> Hi all,
> 
> i want to speed up a code, where i calculate a local standard deviation within another matrix.
> 
> e.g.:
> 
> mat1 = magic(100);
> mat2 = zeros(100,100);
> 
> for i = 8:93
>    for j = 8:93
>     mat2(i,j) = std2(i-7:i+7,j-7:j+7)
>    end
> end
> .........
> alex
- - - - - - - - - - - -
  What strikes me as inefficient is not your nested for-loops, but the fact that large portions of the standard deviation computation over the moving 15 by 15 square are being needlessly repeated in that method.  That is, two adjacent 15 x 15 squares have 210 out of a total of 225 elements in common in their overlap area, and it is surely a waste of time to compute the standard deviation of each set of 225 independently of the other.  Of course doing so will require a somewhat different, though equivalent, formula for the standard deviation.

  The following computes both the sums of elements (xs) and the sums of their squares (x2s) in the moving 15 x 15 square.  By taking appropriate differences of 'cumsum', only a little more than four additions and four subtractions are required per 15 x 15 square in attaining the sums in these squares of their elements and their squares.  The line computing 's' below gives the alternate standard deviation formula used with these two quantities.

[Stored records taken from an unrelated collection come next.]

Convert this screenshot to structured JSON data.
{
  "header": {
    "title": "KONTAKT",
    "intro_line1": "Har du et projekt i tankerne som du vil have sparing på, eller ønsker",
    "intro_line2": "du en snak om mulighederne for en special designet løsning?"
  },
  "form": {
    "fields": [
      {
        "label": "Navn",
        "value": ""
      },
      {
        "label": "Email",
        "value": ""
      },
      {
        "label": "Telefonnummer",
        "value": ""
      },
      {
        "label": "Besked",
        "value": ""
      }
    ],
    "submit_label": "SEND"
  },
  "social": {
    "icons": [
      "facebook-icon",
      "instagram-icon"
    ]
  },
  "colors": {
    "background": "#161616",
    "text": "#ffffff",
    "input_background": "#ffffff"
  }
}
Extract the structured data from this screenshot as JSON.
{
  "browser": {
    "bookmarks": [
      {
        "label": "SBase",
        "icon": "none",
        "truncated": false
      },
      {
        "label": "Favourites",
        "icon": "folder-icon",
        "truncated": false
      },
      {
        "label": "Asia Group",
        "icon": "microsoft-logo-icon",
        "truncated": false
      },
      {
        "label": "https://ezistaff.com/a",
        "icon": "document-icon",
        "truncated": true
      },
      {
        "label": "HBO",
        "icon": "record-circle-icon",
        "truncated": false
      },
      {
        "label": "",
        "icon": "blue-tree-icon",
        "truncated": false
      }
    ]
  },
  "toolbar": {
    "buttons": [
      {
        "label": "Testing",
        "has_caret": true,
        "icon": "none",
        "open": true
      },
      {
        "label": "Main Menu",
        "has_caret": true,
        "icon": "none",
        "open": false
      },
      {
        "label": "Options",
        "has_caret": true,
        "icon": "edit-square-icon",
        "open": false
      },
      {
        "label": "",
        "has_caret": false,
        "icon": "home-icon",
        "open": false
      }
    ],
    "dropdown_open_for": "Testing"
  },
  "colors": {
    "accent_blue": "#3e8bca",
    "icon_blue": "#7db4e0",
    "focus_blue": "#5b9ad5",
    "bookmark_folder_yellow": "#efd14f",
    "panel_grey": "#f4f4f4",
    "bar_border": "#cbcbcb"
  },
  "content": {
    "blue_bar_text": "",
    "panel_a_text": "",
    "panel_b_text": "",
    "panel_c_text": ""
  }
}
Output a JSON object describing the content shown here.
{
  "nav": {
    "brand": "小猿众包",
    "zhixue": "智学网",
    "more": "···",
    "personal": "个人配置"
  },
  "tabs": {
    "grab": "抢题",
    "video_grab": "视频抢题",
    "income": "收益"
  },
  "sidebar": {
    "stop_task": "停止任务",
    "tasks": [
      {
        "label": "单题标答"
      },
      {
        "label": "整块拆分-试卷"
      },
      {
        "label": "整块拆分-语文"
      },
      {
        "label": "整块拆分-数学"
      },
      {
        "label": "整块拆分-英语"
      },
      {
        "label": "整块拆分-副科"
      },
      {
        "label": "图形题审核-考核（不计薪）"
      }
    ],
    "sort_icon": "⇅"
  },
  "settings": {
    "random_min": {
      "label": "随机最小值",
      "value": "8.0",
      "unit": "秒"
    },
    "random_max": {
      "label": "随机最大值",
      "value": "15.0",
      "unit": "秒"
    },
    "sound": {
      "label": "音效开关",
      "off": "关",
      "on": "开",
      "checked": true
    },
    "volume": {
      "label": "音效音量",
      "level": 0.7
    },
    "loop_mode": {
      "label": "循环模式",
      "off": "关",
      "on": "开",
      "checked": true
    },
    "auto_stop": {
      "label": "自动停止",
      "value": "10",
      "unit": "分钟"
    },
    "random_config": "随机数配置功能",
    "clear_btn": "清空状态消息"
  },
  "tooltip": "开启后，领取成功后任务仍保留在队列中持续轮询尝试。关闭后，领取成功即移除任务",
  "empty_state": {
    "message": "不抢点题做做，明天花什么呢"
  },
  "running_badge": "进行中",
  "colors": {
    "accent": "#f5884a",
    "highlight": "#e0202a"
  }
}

 % The original data
 n = 100; % The size of the original square matrix
 m = 15; % Defines the m x m moving square within it
 x = randn(n); % Or whatever data you wish

 % The standard deviation computation
 t1 = cumsum([zeros(1,n);x],1);
 t2 = cumsum([zeros(n-m+1,1),t1(m+1:n+1,:)-t1(1:n-m+1,:)],2);
 xs = t2(:,m+1:n+1)-t2(:,1:n-m+1); % The sums of x over each square
 t1 = cumsum([zeros(1,n);x.^2],1);
 t2 = cumsum([zeros(n-m+1,1),t1(m+1:n+1,:)-t1(1:n-m+1,:)],2);
 x2s = t2(:,m+1:n+1)-t2(:,1:n-m+1); % The sums of x^2 over each square
 s = sqrt((x2s-xs.^2/m^2)/(m^2-1)); % Compute stan. dev. from xs & x2s

  The above only produces the nonzero 86 x 86 interior of mat2.  To get your actual result in mat2, add on the following:

 mat2 = zeros(n);
 mat2(8:93,8:93) = s;

Roger Stafford